-- Supplied entries follows --

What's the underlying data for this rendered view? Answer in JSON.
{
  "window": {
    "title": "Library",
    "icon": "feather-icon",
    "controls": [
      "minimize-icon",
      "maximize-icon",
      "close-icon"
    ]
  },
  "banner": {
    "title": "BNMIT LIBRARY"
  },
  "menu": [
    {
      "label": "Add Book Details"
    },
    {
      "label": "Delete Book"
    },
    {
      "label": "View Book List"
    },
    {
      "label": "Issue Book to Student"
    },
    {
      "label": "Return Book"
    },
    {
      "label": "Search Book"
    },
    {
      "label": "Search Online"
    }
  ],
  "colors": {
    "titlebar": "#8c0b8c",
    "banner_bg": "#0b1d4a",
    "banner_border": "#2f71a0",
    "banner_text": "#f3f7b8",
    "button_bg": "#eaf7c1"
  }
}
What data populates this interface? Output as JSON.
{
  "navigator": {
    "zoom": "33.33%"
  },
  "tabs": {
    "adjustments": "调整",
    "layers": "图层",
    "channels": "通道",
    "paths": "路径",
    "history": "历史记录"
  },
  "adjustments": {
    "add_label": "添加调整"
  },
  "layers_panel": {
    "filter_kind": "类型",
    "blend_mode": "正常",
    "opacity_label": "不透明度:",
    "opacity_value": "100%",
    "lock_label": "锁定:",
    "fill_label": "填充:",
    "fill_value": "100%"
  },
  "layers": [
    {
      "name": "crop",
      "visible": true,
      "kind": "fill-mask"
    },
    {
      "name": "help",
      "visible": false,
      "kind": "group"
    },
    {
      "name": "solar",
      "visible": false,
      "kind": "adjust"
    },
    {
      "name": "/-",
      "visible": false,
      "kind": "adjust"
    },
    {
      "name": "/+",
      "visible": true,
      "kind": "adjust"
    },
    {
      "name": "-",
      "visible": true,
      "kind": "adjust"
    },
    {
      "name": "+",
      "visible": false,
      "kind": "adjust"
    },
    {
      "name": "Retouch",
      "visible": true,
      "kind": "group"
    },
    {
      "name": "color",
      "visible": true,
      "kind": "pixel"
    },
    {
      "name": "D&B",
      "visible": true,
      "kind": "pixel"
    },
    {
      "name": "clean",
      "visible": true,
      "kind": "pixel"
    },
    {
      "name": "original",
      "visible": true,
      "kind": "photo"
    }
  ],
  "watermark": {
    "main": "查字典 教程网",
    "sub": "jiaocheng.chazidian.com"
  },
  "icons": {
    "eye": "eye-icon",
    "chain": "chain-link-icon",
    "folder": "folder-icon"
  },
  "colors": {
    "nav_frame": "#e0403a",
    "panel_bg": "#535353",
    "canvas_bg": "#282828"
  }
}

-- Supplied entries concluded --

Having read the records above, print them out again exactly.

What's the underlying data for this rendered view? Answer in JSON.
{
  "window": {
    "title": "Library",
    "icon": "feather-icon",
    "controls": [
      "minimize-icon",
      "maximize-icon",
      "close-icon"
    ]
  },
  "banner": {
    "title": "BNMIT LIBRARY"
  },
  "menu": [
    {
      "label": "Add Book Details"
    },
    {
      "label": "Delete Book"
    },
    {
      "label": "View Book List"
    },
    {
      "label": "Issue Book to Student"
    },
    {
      "label": "Return Book"
    },
    {
      "label": "Search Book"
    },
    {
      "label": "Search Online"
    }
  ],
  "colors": {
    "titlebar": "#8c0b8c",
    "banner_bg": "#0b1d4a",
    "banner_border": "#2f71a0",
    "banner_text": "#f3f7b8",
    "button_bg": "#eaf7c1"
  }
}
What data populates this interface? Output as JSON.
{
  "navigator": {
    "zoom": "33.33%"
  },
  "tabs": {
    "adjustments": "调整",
    "layers": "图层",
    "channels": "通道",
    "paths": "路径",
    "history": "历史记录"
  },
  "adjustments": {
    "add_label": "添加调整"
  },
  "layers_panel": {
    "filter_kind": "类型",
    "blend_mode": "正常",
    "opacity_label": "不透明度:",
    "opacity_value": "100%",
    "lock_label": "锁定:",
    "fill_label": "填充:",
    "fill_value": "100%"
  },
  "layers": [
    {
      "name": "crop",
      "visible": true,
      "kind": "fill-mask"
    },
    {
      "name": "help",
      "visible": false,
      "kind": "group"
    },
    {
      "name": "solar",
      "visible": false,
      "kind": "adjust"
    },
    {
      "name": "/-",
      "visible": false,
      "kind": "adjust"
    },
    {
      "name": "/+",
      "visible": true,
      "kind": "adjust"
    },
    {
      "name": "-",
      "visible": true,
      "kind": "adjust"
    },
    {
      "name": "+",
      "visible": false,
      "kind": "adjust"
    },
    {
      "name": "Retouch",
      "visible": true,
      "kind": "group"
    },
    {
      "name": "color",
      "visible": true,
      "kind": "pixel"
    },
    {
      "name": "D&B",
      "visible": true,
      "kind": "pixel"
    },
    {
      "name": "clean",
      "visible": true,
      "kind": "pixel"
    },
    {
      "name": "original",
      "visible": true,
      "kind": "photo"
    }
  ],
  "watermark": {
    "main": "查字典 教程网",
    "sub": "jiaocheng.chazidian.com"
  },
  "icons": {
    "eye": "eye-icon",
    "chain": "chain-link-icon",
    "folder": "folder-icon"
  },
  "colors": {
    "nav_frame": "#e0403a",
    "panel_bg": "#535353",
    "canvas_bg": "#282828"
  }
}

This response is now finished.